Extracted material:
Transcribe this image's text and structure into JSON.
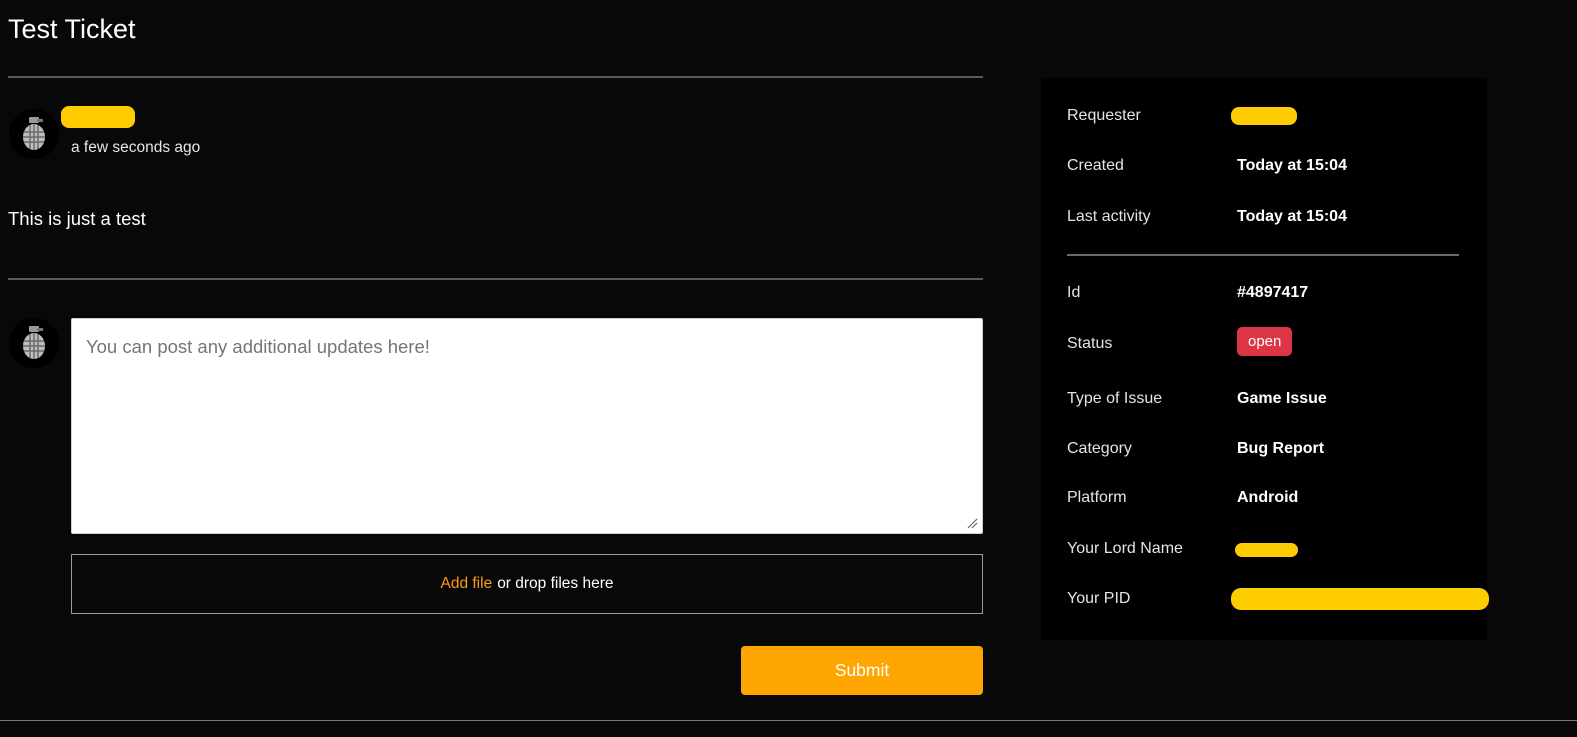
{
  "ticket": {
    "title": "Test Ticket",
    "post": {
      "timestamp": "a few seconds ago",
      "message": "This is just a test"
    }
  },
  "reply": {
    "placeholder": "You can post any additional updates here!",
    "add_file_label": "Add file",
    "drop_label": "or drop files here",
    "submit_label": "Submit"
  },
  "details": {
    "requester_label": "Requester",
    "created_label": "Created",
    "created_value": "Today at 15:04",
    "last_activity_label": "Last activity",
    "last_activity_value": "Today at 15:04",
    "id_label": "Id",
    "id_value": "#4897417",
    "status_label": "Status",
    "status_value": "open",
    "type_label": "Type of Issue",
    "type_value": "Game Issue",
    "category_label": "Category",
    "category_value": "Bug Report",
    "platform_label": "Platform",
    "platform_value": "Android",
    "lord_label": "Your Lord Name",
    "pid_label": "Your PID"
  },
  "colors": {
    "accent": "#ffa500",
    "link": "#ff9a1c",
    "status_open": "#dc3545",
    "redaction": "#ffcc00",
    "background": "#080808"
  },
  "icons": {
    "avatar": "grenade-icon",
    "resize": "resize-grip-icon"
  }
}
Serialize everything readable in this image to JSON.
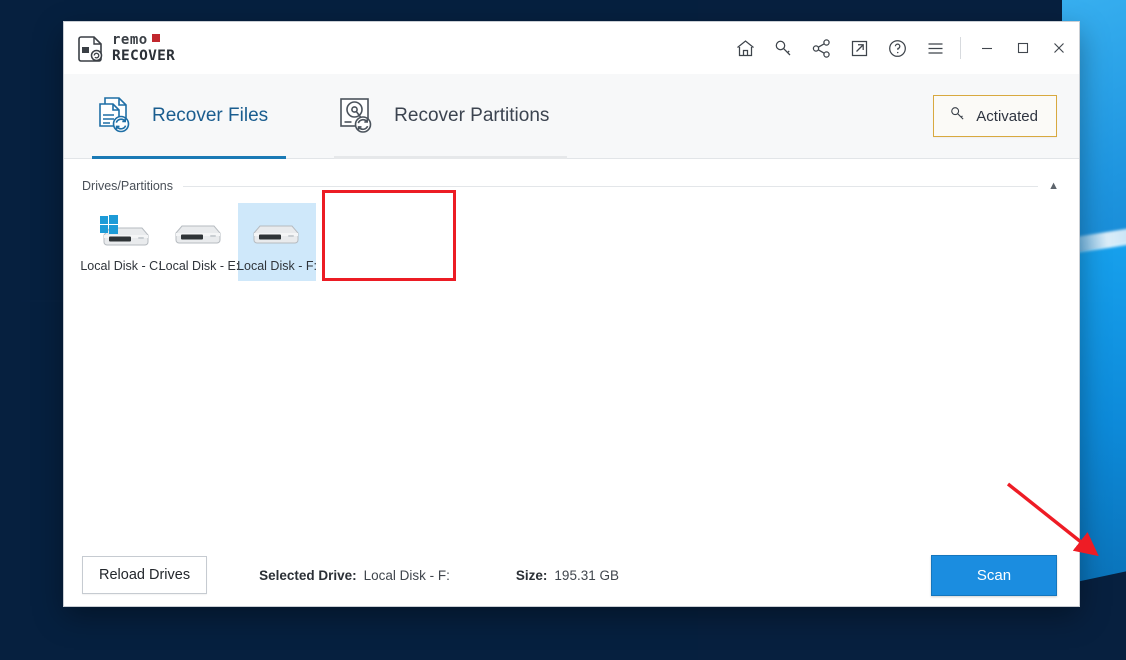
{
  "window": {
    "logo": {
      "mark_icon": "document-recover-icon",
      "brand_primary": "remo",
      "brand_secondary": "RECOVER",
      "accent_color": "#c1272d"
    },
    "title_icons": [
      {
        "name": "home-icon",
        "glyph": "home"
      },
      {
        "name": "key-icon",
        "glyph": "key"
      },
      {
        "name": "share-icon",
        "glyph": "share"
      },
      {
        "name": "external-link-icon",
        "glyph": "arrow-up-right-box"
      },
      {
        "name": "help-icon",
        "glyph": "question-circle"
      },
      {
        "name": "menu-icon",
        "glyph": "hamburger"
      }
    ],
    "controls": [
      {
        "name": "minimize-button",
        "glyph": "minimize"
      },
      {
        "name": "maximize-button",
        "glyph": "maximize"
      },
      {
        "name": "close-button",
        "glyph": "close"
      }
    ]
  },
  "tabs": [
    {
      "label": "Recover Files",
      "icon": "recover-files-icon",
      "active": true
    },
    {
      "label": "Recover Partitions",
      "icon": "recover-partitions-icon",
      "active": false
    }
  ],
  "license": {
    "label": "Activated",
    "icon": "key-icon",
    "border_color": "#d8a93f"
  },
  "drives_panel": {
    "title": "Drives/Partitions",
    "collapse_caret": "▲",
    "drives": [
      {
        "label": "Local Disk - C:",
        "icon": "hard-drive-windows-icon",
        "selected": false
      },
      {
        "label": "Local Disk - E:",
        "icon": "hard-drive-icon",
        "selected": false
      },
      {
        "label": "Local Disk - F:",
        "icon": "hard-drive-icon",
        "selected": true
      }
    ]
  },
  "footer": {
    "reload_label": "Reload Drives",
    "selected_drive_key": "Selected Drive:",
    "selected_drive_value": "Local Disk - F:",
    "size_key": "Size:",
    "size_value": "195.31 GB",
    "scan_label": "Scan",
    "scan_color": "#1b8de0"
  },
  "annotations": {
    "highlight_box_color": "#ec1c24",
    "arrow_color": "#ee1c25",
    "arrow_target": "scan-button"
  }
}
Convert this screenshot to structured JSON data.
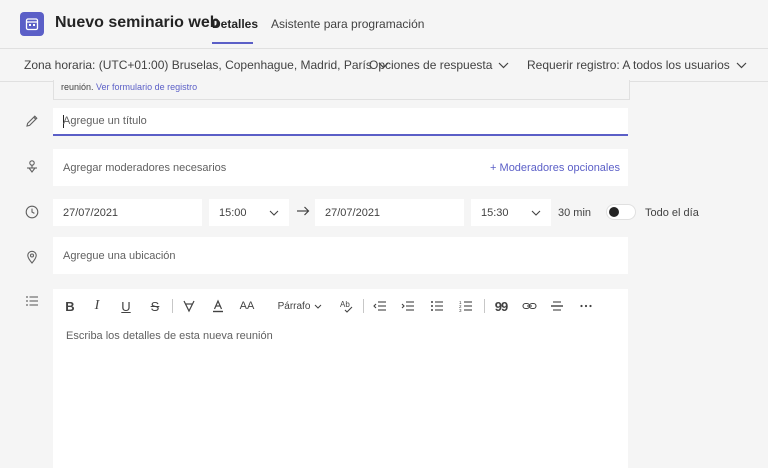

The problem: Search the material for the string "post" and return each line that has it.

Solution:
    "post": {
    "placeholder": "You can post any additional updates here!",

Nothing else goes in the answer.